pdf icon Evaluation of Survey Procedures for Determining Occupant Load Factors in Contemporary Office Buildings. (1149 K)
Milke, J. A.; Caro, T. C.

NIST GCR 96-698; 24 p. September 1996.


National Institute of Standards and Technology, Gaithersburg, MD

Available from:

National Technical Information Service
Order number: PB97-116222


office buildings; chairs; computers; evaluation; fuel loads; furniture; interior furnishings; office furniture; surveys
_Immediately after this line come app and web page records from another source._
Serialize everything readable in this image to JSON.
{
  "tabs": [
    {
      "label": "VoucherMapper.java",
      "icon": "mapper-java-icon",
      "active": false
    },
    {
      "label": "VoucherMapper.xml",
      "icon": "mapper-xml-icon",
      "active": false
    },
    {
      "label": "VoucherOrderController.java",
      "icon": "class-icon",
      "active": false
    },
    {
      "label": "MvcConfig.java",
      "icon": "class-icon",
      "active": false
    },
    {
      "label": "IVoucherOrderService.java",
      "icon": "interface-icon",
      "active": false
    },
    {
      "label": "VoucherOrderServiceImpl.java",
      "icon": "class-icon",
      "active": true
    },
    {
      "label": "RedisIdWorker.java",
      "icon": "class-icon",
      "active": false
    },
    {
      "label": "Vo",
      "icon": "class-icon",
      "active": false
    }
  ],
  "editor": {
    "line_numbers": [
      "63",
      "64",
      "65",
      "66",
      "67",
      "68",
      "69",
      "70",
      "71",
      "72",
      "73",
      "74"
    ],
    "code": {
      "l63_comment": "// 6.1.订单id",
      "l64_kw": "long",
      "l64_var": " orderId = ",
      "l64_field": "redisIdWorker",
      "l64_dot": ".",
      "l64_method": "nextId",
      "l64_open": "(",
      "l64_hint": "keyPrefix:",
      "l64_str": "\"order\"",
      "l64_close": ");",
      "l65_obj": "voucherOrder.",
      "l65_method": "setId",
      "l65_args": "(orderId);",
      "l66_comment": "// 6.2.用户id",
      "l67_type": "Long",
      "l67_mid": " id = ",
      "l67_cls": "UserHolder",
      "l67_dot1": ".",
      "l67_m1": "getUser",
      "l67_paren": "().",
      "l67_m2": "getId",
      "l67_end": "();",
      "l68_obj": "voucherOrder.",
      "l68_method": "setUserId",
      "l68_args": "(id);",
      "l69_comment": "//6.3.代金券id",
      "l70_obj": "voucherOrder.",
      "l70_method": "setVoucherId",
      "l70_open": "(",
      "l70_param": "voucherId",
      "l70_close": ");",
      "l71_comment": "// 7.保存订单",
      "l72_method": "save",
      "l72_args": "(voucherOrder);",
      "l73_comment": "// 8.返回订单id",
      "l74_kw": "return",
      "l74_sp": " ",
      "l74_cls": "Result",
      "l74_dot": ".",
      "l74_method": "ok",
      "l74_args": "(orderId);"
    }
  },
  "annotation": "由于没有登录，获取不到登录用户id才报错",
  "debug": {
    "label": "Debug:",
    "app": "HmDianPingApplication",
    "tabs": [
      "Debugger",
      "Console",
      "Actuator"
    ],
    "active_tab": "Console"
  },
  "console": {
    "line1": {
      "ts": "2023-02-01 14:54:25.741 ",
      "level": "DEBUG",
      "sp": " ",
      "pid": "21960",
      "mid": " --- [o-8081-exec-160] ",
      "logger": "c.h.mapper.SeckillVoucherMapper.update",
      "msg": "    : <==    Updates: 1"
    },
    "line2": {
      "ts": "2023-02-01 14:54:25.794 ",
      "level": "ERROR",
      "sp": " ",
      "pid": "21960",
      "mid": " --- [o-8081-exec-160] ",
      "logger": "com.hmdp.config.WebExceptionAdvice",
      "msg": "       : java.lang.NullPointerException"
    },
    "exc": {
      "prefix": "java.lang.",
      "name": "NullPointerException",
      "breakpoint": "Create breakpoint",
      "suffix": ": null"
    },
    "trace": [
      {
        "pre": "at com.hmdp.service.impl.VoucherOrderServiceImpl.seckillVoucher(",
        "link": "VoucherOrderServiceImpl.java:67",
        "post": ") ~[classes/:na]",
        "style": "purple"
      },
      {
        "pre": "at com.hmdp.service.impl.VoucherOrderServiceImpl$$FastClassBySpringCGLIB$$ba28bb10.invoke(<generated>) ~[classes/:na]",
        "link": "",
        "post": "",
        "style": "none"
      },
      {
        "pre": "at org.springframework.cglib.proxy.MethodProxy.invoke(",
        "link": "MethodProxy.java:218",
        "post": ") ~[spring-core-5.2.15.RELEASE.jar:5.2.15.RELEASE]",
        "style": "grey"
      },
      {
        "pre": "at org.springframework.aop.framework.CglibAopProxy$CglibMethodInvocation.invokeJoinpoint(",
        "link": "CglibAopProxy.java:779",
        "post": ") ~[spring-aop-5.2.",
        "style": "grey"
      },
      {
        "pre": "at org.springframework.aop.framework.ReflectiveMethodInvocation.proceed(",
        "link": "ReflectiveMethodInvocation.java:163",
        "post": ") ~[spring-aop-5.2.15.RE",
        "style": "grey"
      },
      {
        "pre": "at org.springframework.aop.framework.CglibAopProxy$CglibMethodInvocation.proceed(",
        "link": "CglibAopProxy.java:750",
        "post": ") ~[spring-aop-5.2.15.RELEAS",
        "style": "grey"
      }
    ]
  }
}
The development of survey methods for determining the occupant load in office buildings (business occupancies) is described. Considerations involved in formulating the survey methods are presented. The type of data to be collected and data collection techniques are discussed. The two survey methods utilized to collect the population counts within contemporary office buildings are a building walk-through and a telephone survey. Occupant load data obtained from the survey methods applied in 23 office buildings located in the Washington, DC area are presented. Data are presented on the magnitude and distribution of the loads. The building data is sorted according to the following groups: open plan office designs versus well-compartmented office designs, and government (federal and county) versus privator sector tenants. Statistical summaries of the data are presented. Buildings that are primarily composed of open plan office designs are found to have greater occupant load factors than buildings composed of well-compartmented office designs. County government office buildings are found to be slightly greater occupant load factors than federal government buildings. Federal government buildings have lesser occupant load factors than private office buildings. The mean occupant load factor found in the study for all buildings is 248 ft2/person. The telephone survey technique yielded a slightly greater occupant load factor than did the building walk-through technique. However, because the two survey approaches yielded relatively similar results, both are considered to be acceptable in assessing office building occupant loads. The telephone survey requires substantially less time and effort to complete, but is dependent on building management's knowledge of the occupancy characteristics. The walk-through approch required reviewing building drawings and an on-site walk-through of the building.